As a Richmond National Battlefield Park Volunteer, I have spent many Saturdays talking about the legality of secession with Nathan Hall, a historian and park ranger at Richmond. Nathan has been studying the topic deeply for many years. Over the next few days, I’m going to share some of my questions and, more importantly, some of Nathan’s answers.
Nathan earned his Bachelor’s at VCU and received a Master’s Degree from LSU, where he specialized in the legal and cultural history of the early republic. He studied secession in undergraduate school and did Masters-level research projects about Virginia’s path to ratifying secession. I recently asked Nathan to speak at the Richmond Round Table, and people really enjoyed his presentation. I think you’ll enjoy his thoughts, too.
Doug: In the context of American history, what is the difference between “secession” and “revolution”?
Nathan: First, it’s important to clarify that secession and revolution are not the same thing, though they can produce similar results—namely the change of one form of government to another.
Simply defined, “secession” refers to a process of formally withdrawing from any organization. In the context of American history, secession is the assertion that individual states could, if they desired, opt to rescind their political ties to the federal government of the United States that were established upon the ratification of the U.S. Constitution in 1788.
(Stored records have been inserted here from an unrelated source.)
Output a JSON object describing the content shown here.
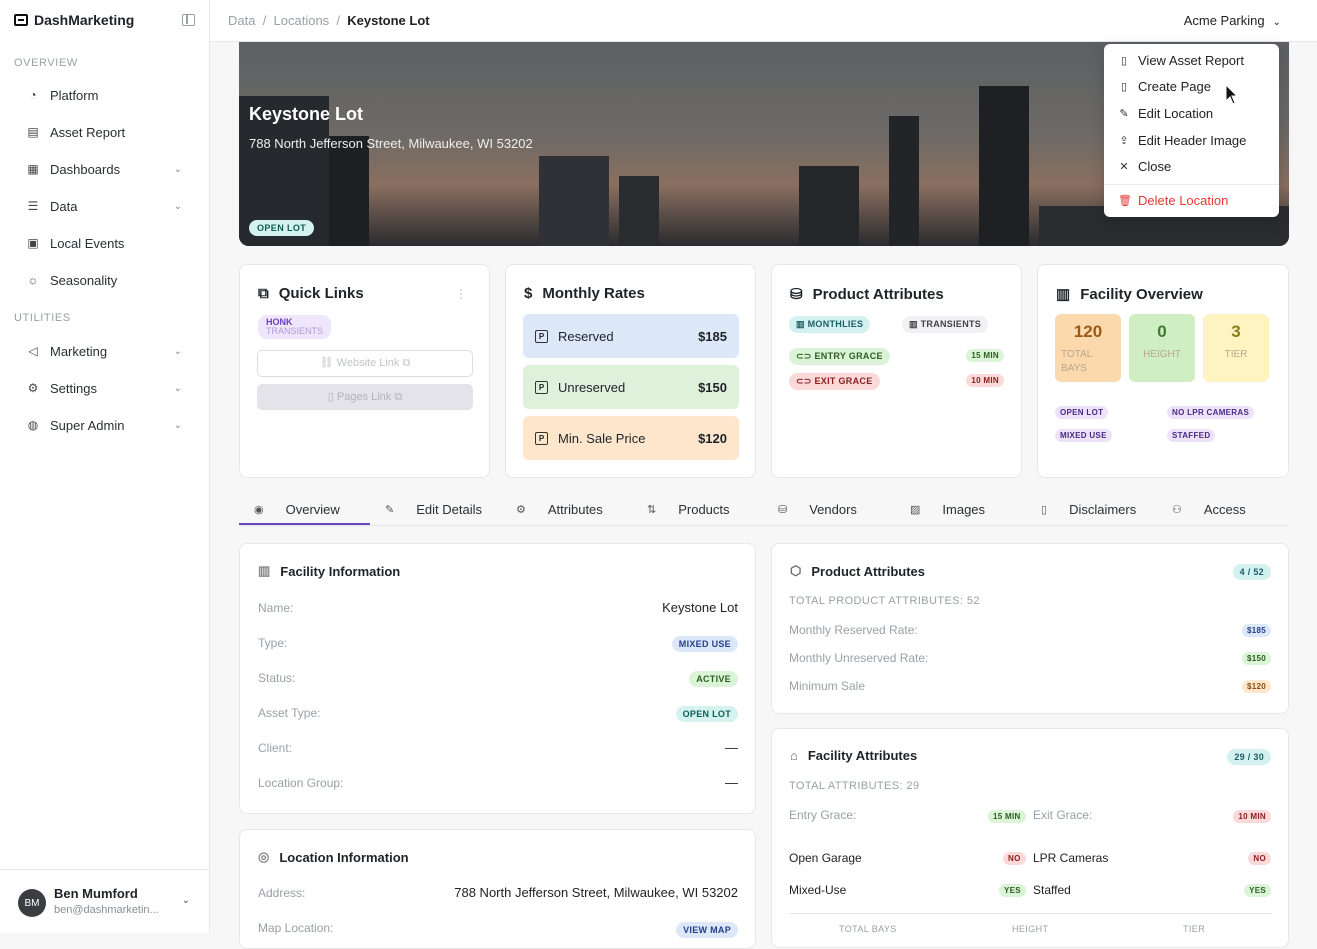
{
  "app": {
    "brand": "DashMarketing"
  },
  "sidebar": {
    "overview_label": "OVERVIEW",
    "utilities_label": "UTILITIES",
    "items": [
      {
        "label": "Platform",
        "icon": "gauge-icon"
      },
      {
        "label": "Asset Report",
        "icon": "file-icon"
      },
      {
        "label": "Dashboards",
        "icon": "layout-icon"
      },
      {
        "label": "Data",
        "icon": "database-icon"
      },
      {
        "label": "Local Events",
        "icon": "calendar-icon"
      },
      {
        "label": "Seasonality",
        "icon": "sun-icon"
      },
      {
        "label": "Marketing",
        "icon": "megaphone-icon"
      },
      {
        "label": "Settings",
        "icon": "gear-icon"
      },
      {
        "label": "Super Admin",
        "icon": "shield-icon"
      }
    ],
    "user": {
      "initials": "BM",
      "name": "Ben Mumford",
      "email": "ben@dashmarketin..."
    }
  },
  "topbar": {
    "crumb1": "Data",
    "crumb2": "Locations",
    "crumb3": "Keystone Lot",
    "org": "Acme Parking"
  },
  "hero": {
    "title": "Keystone Lot",
    "address": "788 North Jefferson Street, Milwaukee, WI 53202",
    "badge": "OPEN LOT"
  },
  "menu": {
    "items": [
      "View Asset Report",
      "Create Page",
      "Edit Location",
      "Edit Header Image",
      "Close"
    ],
    "danger": "Delete Location"
  },
  "quick_links": {
    "title": "Quick Links",
    "tag_top": "HONK",
    "tag_bottom": "TRANSIENTS",
    "website": "Website Link",
    "pages": "Pages Link"
  },
  "monthly_rates": {
    "title": "Monthly Rates",
    "rows": [
      {
        "label": "Reserved",
        "value": "$185",
        "bg": "#dce7f8"
      },
      {
        "label": "Unreserved",
        "value": "$150",
        "bg": "#dff1da"
      },
      {
        "label": "Min. Sale Price",
        "value": "$120",
        "bg": "#fde6cc"
      }
    ]
  },
  "product_attributes_card": {
    "title": "Product Attributes",
    "tag1": "MONTHLIES",
    "tag2": "TRANSIENTS",
    "entry": "ENTRY GRACE",
    "entry_val": "15 MIN",
    "exit": "EXIT GRACE",
    "exit_val": "10 MIN"
  },
  "facility_overview": {
    "title": "Facility Overview",
    "stats": [
      {
        "n": "120",
        "l": "TOTAL BAYS",
        "bg": "#fcd9ad",
        "c": "#9a5a16"
      },
      {
        "n": "0",
        "l": "HEIGHT",
        "bg": "#cfeec4",
        "c": "#3f7a2b"
      },
      {
        "n": "3",
        "l": "TIER",
        "bg": "#fdf4c2",
        "c": "#8a7a1c"
      }
    ],
    "tags": [
      "OPEN LOT",
      "NO LPR CAMERAS",
      "MIXED USE",
      "STAFFED"
    ]
  },
  "tabs": [
    "Overview",
    "Edit Details",
    "Attributes",
    "Products",
    "Vendors",
    "Images",
    "Disclaimers",
    "Access"
  ],
  "facility_info": {
    "title": "Facility Information",
    "rows": [
      {
        "label": "Name:",
        "value": "Keystone Lot"
      },
      {
        "label": "Type:",
        "value": "MIXED USE"
      },
      {
        "label": "Status:",
        "value": "ACTIVE"
      },
      {
        "label": "Asset Type:",
        "value": "OPEN LOT"
      },
      {
        "label": "Client:",
        "value": "—"
      },
      {
        "label": "Location Group:",
        "value": "—"
      }
    ]
  },
  "location_info": {
    "title": "Location Information",
    "address_label": "Address:",
    "address": "788 North Jefferson Street, Milwaukee, WI 53202",
    "map_label": "Map Location:",
    "map_btn": "VIEW MAP"
  },
  "product_attr_panel": {
    "title": "Product Attributes",
    "count": "4 / 52",
    "total": "TOTAL PRODUCT ATTRIBUTES: 52",
    "rows": [
      {
        "label": "Monthly Reserved Rate:",
        "value": "$185"
      },
      {
        "label": "Monthly Unreserved Rate:",
        "value": "$150"
      },
      {
        "label": "Minimum Sale",
        "value": "$120"
      }
    ]
  },
  "facility_attr_panel": {
    "title": "Facility Attributes",
    "count": "29 / 30",
    "total": "TOTAL ATTRIBUTES: 29",
    "entry_label": "Entry Grace:",
    "entry_val": "15 MIN",
    "exit_label": "Exit Grace:",
    "exit_val": "10 MIN",
    "open_garage": "Open Garage",
    "open_garage_val": "NO",
    "lpr": "LPR Cameras",
    "lpr_val": "NO",
    "mixed": "Mixed-Use",
    "mixed_val": "YES",
    "staffed": "Staffed",
    "staffed_val": "YES",
    "foot": [
      "TOTAL BAYS",
      "HEIGHT",
      "TIER"
    ]
  }
}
Revolution, on the other hand, encompasses a much broader definition. The dictionary definition calls it any “a sudden, radical, or complete change” with the optional, more narrow definition of “a fundamental change in political organization.” In American history, revolution usually refers to the independence movement of the 1760s-1783. Notably, the separation of the colonies from the British government was not referred to as “secession” by its participants. The revolutionaries of 1776 were under no illusion that their independence would be accepted as legal, in the sense of its being sanctioned by British law. Instead, the Declaration of Independence claimed its authority as drawn from inherent, natural rights that all people possessed (“inalienable” in Thomas Jefferson’s parlance), meaning they did not need to look to the authority of the English king or of British law to justify their right to self-govern according to their preferred method. Thus, their action was not “secession,” because it was not understood to be a legally sanctioned withdrawal process, and was universally referred to by its participants as “revolution.” Herein lies the difference, for the purposes of American history, between secession and revolution. From the republic’s beginnings, revolution was stated to be a universal human right, and secession a formal procedure of law.
When tensions between federal and state governments escalated in 1833, James Madison offered a clear distinction of his view of how secession differed from revolution. He wrote to Daniel Webster, praising a speech that the latter had given in the Senate arguing against South Carolina’s assertion that they could nullify federal law or potentially withdraw from the union. Of the speech, Madison congratulated Webster that “It crushes ‘nullification’ and must hasten the abandonment of ‘Secession.’ But,” Madison cautioned Webster, “this dodges the blow by confounding the claim to secede at will, with the right of seceding from intolerable oppression. The former answers itself, being a violation, without cause, of a faith solemnly pledged. The latter is another name only for revolution, about which there is no theoretic controversy.”
To be continued….